## WHAT IS REQUIRED
Only the lines from the line containing "Serialize everything readable" to the end of the entries, both included, belong in your answer, and each must match exactly.

[[ RECORDS FOR PROCESSING open ]]

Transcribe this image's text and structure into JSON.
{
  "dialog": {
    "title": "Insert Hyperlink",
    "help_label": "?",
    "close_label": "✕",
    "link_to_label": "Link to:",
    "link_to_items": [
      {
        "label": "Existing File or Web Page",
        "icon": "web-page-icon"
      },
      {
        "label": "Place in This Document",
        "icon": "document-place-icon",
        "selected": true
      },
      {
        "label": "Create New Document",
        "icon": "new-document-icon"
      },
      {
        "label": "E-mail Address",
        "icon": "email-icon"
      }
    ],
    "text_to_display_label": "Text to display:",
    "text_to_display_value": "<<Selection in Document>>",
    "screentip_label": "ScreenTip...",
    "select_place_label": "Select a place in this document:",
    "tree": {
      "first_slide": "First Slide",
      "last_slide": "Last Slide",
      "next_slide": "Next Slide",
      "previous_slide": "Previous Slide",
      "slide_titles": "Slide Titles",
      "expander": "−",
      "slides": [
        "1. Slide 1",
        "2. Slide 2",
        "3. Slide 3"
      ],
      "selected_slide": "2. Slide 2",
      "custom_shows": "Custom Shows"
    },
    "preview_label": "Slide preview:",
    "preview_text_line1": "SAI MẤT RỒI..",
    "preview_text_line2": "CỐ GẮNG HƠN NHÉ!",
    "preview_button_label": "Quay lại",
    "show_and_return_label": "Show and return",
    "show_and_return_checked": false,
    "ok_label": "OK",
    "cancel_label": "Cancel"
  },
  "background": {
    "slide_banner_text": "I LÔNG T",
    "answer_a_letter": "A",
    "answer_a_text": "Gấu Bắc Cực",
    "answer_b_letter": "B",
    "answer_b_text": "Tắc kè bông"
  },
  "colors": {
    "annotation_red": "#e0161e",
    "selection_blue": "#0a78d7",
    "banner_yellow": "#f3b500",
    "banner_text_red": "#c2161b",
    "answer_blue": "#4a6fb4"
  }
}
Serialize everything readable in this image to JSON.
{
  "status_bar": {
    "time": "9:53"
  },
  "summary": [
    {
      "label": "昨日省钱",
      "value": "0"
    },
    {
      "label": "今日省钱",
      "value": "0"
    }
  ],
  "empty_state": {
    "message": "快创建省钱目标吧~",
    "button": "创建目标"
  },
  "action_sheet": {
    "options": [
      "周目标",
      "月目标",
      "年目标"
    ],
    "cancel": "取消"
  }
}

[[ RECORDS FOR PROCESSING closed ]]

## EXERCISE OUTPUT
Serialize everything readable in this image to JSON.
{
  "status_bar": {
    "time": "9:53"
  },
  "summary": [
    {
      "label": "昨日省钱",
      "value": "0"
    },
    {
      "label": "今日省钱",
      "value": "0"
    }
  ],
  "empty_state": {
    "message": "快创建省钱目标吧~",
    "button": "创建目标"
  },
  "action_sheet": {
    "options": [
      "周目标",
      "月目标",
      "年目标"
    ],
    "cancel": "取消"
  }
}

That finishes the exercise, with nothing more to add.